START Provided entries

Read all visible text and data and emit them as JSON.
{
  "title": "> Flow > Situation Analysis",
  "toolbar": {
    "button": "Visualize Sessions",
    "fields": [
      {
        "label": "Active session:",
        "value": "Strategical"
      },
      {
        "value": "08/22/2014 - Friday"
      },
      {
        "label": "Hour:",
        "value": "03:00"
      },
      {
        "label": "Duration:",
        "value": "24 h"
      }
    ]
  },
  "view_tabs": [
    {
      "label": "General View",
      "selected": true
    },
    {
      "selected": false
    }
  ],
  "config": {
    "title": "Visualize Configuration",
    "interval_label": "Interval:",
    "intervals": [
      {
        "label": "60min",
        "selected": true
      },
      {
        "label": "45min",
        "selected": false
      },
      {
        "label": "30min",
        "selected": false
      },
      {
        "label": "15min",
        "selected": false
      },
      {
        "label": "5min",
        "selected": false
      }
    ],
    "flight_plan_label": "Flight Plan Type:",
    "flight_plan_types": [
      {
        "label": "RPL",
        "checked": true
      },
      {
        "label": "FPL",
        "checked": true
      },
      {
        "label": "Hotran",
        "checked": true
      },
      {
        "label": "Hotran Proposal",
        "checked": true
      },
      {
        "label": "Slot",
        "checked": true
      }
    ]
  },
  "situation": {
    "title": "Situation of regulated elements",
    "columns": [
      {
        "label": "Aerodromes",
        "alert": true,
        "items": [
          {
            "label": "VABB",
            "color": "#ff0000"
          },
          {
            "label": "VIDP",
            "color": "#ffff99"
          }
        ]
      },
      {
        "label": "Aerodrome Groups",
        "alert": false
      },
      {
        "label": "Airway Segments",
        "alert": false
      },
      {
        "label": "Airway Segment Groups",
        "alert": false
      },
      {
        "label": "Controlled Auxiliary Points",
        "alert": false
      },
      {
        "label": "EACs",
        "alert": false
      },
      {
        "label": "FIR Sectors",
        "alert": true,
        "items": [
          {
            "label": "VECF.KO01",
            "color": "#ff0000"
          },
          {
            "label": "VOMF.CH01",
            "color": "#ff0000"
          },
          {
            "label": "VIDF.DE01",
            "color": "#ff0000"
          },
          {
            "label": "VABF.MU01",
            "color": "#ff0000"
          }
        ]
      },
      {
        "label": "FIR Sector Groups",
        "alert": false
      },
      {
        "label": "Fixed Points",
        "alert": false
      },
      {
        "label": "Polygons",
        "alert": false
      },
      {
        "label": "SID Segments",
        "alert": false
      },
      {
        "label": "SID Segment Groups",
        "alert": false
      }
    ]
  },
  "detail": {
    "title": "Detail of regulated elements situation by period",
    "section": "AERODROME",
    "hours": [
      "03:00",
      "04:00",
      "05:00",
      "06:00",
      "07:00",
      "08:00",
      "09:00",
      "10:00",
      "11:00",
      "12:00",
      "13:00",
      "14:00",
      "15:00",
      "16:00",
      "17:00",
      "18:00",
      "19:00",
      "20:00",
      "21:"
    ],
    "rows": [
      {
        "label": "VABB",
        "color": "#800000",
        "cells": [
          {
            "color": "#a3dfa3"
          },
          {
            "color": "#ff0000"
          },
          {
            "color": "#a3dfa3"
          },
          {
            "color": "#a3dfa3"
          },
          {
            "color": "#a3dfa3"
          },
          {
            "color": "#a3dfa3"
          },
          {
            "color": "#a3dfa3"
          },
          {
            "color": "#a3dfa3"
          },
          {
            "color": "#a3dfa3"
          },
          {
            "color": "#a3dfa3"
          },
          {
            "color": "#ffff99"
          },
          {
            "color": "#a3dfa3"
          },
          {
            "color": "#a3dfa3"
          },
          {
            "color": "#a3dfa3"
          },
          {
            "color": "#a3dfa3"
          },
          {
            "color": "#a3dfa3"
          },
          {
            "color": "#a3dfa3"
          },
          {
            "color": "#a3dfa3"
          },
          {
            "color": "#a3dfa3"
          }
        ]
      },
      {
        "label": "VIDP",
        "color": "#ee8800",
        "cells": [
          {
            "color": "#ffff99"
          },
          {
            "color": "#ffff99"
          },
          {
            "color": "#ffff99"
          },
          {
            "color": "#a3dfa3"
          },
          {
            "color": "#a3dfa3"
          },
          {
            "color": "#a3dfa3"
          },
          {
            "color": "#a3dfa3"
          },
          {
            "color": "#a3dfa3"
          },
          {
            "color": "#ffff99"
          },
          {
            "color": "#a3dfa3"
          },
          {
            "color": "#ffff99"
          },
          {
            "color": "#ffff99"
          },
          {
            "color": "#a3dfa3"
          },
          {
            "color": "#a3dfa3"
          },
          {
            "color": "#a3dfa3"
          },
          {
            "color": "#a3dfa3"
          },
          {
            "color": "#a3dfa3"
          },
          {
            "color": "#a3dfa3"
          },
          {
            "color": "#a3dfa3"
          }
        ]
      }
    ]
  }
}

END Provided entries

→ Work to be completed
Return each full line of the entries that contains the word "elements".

→ Your response
    "title": "Situation of regulated elements",
    "title": "Detail of regulated elements situation by period",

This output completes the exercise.